PROBLEM:
All records must be restated word for word.

RECORD EXCERPTS:
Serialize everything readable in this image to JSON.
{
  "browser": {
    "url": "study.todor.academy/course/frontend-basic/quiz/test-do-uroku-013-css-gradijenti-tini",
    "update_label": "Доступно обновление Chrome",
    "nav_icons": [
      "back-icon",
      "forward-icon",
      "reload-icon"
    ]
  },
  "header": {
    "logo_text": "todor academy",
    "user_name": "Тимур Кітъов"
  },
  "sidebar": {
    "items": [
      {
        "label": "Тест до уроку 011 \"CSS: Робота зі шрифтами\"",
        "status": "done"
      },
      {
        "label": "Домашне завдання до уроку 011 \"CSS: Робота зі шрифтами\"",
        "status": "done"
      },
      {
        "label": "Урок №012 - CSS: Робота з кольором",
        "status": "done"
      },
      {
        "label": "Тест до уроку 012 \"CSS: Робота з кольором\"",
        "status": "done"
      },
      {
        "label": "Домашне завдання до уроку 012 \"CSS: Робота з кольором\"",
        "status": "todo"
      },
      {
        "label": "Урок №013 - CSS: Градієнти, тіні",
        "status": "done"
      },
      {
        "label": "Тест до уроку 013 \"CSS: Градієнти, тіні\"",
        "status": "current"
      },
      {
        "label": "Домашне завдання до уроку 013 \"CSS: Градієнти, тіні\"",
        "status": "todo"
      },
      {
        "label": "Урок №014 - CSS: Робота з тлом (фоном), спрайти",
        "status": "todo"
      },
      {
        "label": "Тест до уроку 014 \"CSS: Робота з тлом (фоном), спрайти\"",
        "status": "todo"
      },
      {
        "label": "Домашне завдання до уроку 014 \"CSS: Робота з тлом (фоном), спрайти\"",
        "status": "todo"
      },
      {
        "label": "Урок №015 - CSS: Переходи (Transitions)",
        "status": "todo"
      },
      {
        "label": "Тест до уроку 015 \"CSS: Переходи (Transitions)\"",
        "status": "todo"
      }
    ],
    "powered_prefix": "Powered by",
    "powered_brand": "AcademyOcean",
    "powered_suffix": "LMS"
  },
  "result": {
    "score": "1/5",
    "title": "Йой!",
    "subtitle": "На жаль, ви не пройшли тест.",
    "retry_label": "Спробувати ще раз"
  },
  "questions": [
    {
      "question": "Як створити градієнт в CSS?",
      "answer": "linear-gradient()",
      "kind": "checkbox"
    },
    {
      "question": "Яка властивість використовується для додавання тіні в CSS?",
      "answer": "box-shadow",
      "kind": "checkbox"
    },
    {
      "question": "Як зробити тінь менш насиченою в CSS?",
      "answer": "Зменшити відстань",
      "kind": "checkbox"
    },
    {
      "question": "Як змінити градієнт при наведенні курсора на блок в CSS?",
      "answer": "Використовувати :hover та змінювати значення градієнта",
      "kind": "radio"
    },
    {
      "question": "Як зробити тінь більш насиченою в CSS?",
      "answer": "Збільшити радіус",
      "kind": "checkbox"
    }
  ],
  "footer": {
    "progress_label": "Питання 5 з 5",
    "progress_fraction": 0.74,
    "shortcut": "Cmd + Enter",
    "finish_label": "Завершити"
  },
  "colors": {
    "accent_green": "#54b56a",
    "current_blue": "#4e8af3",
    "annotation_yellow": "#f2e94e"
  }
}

ANSWER SPACE:
Serialize everything readable in this image to JSON.
{
  "browser": {
    "url": "study.todor.academy/course/frontend-basic/quiz/test-do-uroku-013-css-gradijenti-tini",
    "update_label": "Доступно обновление Chrome",
    "nav_icons": [
      "back-icon",
      "forward-icon",
      "reload-icon"
    ]
  },
  "header": {
    "logo_text": "todor academy",
    "user_name": "Тимур Кітъов"
  },
  "sidebar": {
    "items": [
      {
        "label": "Тест до уроку 011 \"CSS: Робота зі шрифтами\"",
        "status": "done"
      },
      {
        "label": "Домашне завдання до уроку 011 \"CSS: Робота зі шрифтами\"",
        "status": "done"
      },
      {
        "label": "Урок №012 - CSS: Робота з кольором",
        "status": "done"
      },
      {
        "label": "Тест до уроку 012 \"CSS: Робота з кольором\"",
        "status": "done"
      },
      {
        "label": "Домашне завдання до уроку 012 \"CSS: Робота з кольором\"",
        "status": "todo"
      },
      {
        "label": "Урок №013 - CSS: Градієнти, тіні",
        "status": "done"
      },
      {
        "label": "Тест до уроку 013 \"CSS: Градієнти, тіні\"",
        "status": "current"
      },
      {
        "label": "Домашне завдання до уроку 013 \"CSS: Градієнти, тіні\"",
        "status": "todo"
      },
      {
        "label": "Урок №014 - CSS: Робота з тлом (фоном), спрайти",
        "status": "todo"
      },
      {
        "label": "Тест до уроку 014 \"CSS: Робота з тлом (фоном), спрайти\"",
        "status": "todo"
      },
      {
        "label": "Домашне завдання до уроку 014 \"CSS: Робота з тлом (фоном), спрайти\"",
        "status": "todo"
      },
      {
        "label": "Урок №015 - CSS: Переходи (Transitions)",
        "status": "todo"
      },
      {
        "label": "Тест до уроку 015 \"CSS: Переходи (Transitions)\"",
        "status": "todo"
      }
    ],
    "powered_prefix": "Powered by",
    "powered_brand": "AcademyOcean",
    "powered_suffix": "LMS"
  },
  "result": {
    "score": "1/5",
    "title": "Йой!",
    "subtitle": "На жаль, ви не пройшли тест.",
    "retry_label": "Спробувати ще раз"
  },
  "questions": [
    {
      "question": "Як створити градієнт в CSS?",
      "answer": "linear-gradient()",
      "kind": "checkbox"
    },
    {
      "question": "Яка властивість використовується для додавання тіні в CSS?",
      "answer": "box-shadow",
      "kind": "checkbox"
    },
    {
      "question": "Як зробити тінь менш насиченою в CSS?",
      "answer": "Зменшити відстань",
      "kind": "checkbox"
    },
    {
      "question": "Як змінити градієнт при наведенні курсора на блок в CSS?",
      "answer": "Використовувати :hover та змінювати значення градієнта",
      "kind": "radio"
    },
    {
      "question": "Як зробити тінь більш насиченою в CSS?",
      "answer": "Збільшити радіус",
      "kind": "checkbox"
    }
  ],
  "footer": {
    "progress_label": "Питання 5 з 5",
    "progress_fraction": 0.74,
    "shortcut": "Cmd + Enter",
    "finish_label": "Завершити"
  },
  "colors": {
    "accent_green": "#54b56a",
    "current_blue": "#4e8af3",
    "annotation_yellow": "#f2e94e"
  }
}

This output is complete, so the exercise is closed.